The word is out.
The Senate Foreign Relations Committee will not get the much-wanted National Security Agency intercepts in which John Bolton expressed so much interest during his tenure as Under Secretary of State for International Security and Arms Control. Under Secretaries with questionable intentions can get the transcripts — but Senators with Constitutional oversight responsibilities seemingly cannot.
Dick Cheney and John Bolton’s protectors are ever more committed to an imperial presidency — unchallenged by other institutions of the U.S. government.
Here are issues that should be considered and acknowledged when thinking about the relevance and importance of the NSA intercepts;
1. Senate Foreign Relations Committee Chairman Richard Lugar, despite contributing in some part to the State Department stonewalling Senator Biden on evidence requests on Bolton, nonetheless SIGNED ON to the importance of the NSA intercepts — requesting that those be provided to the Committee. Lugar is now the one defied by the Bush administration. He should be angry. He has been put in the position of defending the administration and its job — but has also been committed to a fair and full investigation. If he stands by Cheney’s White House on this, he undermines his own authority as well as the Senate’s and harms the public interest.
2. These NSA intercepts have been requested for weeks — starting with Senator Dodd first calling for them.
3. Receiving and reviewing the NSA intercepts was a clear part of the agreement between Minority and Majority on the Foreign Relations Committee on agreeing that a vote on Bolton’s nomination could be scheduled for May 12th.
4. Negroponte’s manipulation of the NSA issue as an opportunity to establish new protocols regarding classified information and the Congress damages the system of checks and balances in this government. Strangely, it also undermines the administration as Bolton’s chances for confirmation are now worsened in already fragile circumstances because of the charge that can be fairly leveled that the administration is not subjecting itself to proper Congressional oversight. This gives Hagel and Voinovich, as well as Murkowski, and Lamar Alexander (we won’t mention Lincoln Chafee) an opportunity to stand up for principle rather than “might makes right.” Their responsibilities have been harmed by the White House and this process.
5. All bets are off now on Bolton. I think that a real battle could ensue over this now — with those protesting Bolton and the political tactics driving his nomination as the ones on moral high ground. To win, the White House has to brutally crush opposition among Republican ranks. To do that costs vast amounts of political capital — and ends up sending someone to the U.N. who will be “damaged goods” after this battle.

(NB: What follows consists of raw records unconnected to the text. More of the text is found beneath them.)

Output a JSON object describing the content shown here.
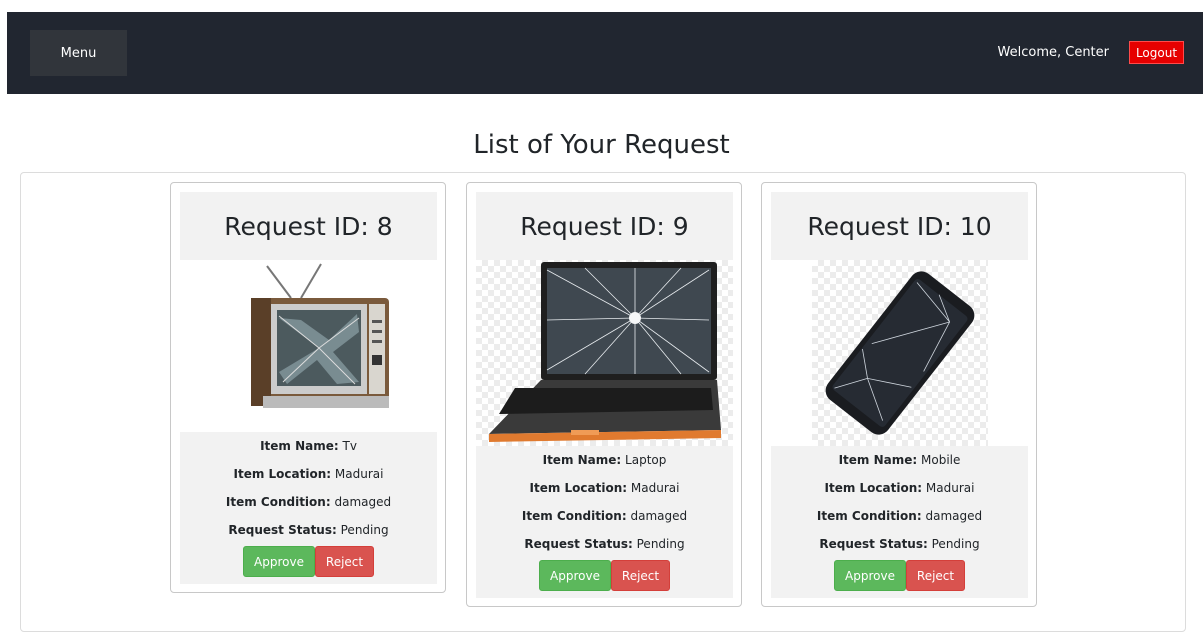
{
  "navbar": {
    "menu_label": "Menu",
    "welcome_text": "Welcome, Center",
    "logout_label": "Logout"
  },
  "page": {
    "title": "List of Your Request"
  },
  "labels": {
    "item_name": "Item Name:",
    "item_location": "Item Location:",
    "item_condition": "Item Condition:",
    "request_status": "Request Status:",
    "approve": "Approve",
    "reject": "Reject"
  },
  "requests": [
    {
      "title": "Request ID: 8",
      "item_name": "Tv",
      "item_location": "Madurai",
      "item_condition": "damaged",
      "request_status": "Pending",
      "image": "broken-tv-image"
    },
    {
      "title": "Request ID: 9",
      "item_name": "Laptop",
      "item_location": "Madurai",
      "item_condition": "damaged",
      "request_status": "Pending",
      "image": "broken-laptop-image"
    },
    {
      "title": "Request ID: 10",
      "item_name": "Mobile",
      "item_location": "Madurai",
      "item_condition": "damaged",
      "request_status": "Pending",
      "image": "broken-mobile-image"
    }
  ],
  "colors": {
    "navbar_bg": "#212630",
    "logout_bg": "#e60000",
    "approve_bg": "#5cb85c",
    "reject_bg": "#d9534f"
  }
}
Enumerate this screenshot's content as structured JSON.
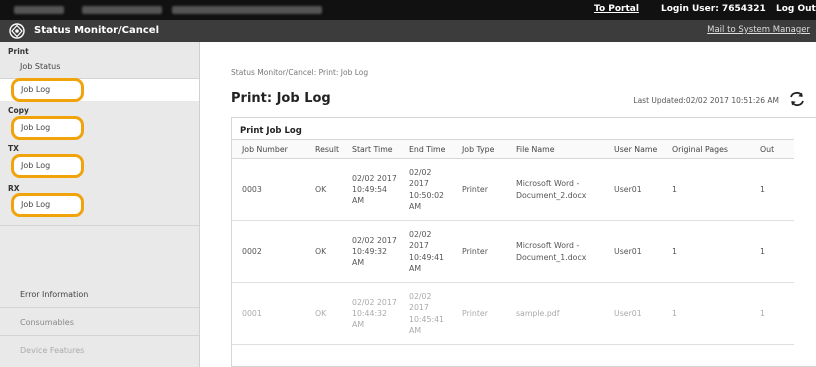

6. TWN thinks it is fascinating that John Bolton, an Under Secretary — not a Deputy Secretary or Secretary — could access with little resistance the nation’s most secret secrets, possibly to spy on colleagues, or waging a foreign and national security effort at odds with Powell’s policies, or even engaged in vendettas or personal vanity issues — and yet Senators with Constitutional responsibilities in this matter cannot see the same material he did.
Senators Lugar, Murkowski, Alexander, Voinovich, and Hagel are believers in the Republic and in their role in it. They will be cautious about yielding to administration abuse on this front — because Lugar put his own credibility on the line in requesting those NSA intercepts.
Despite Lugar’s good behavior towards the White House, Cheney has just clobbered the Foreign Relations Committee Chairman.
— Steve Clemons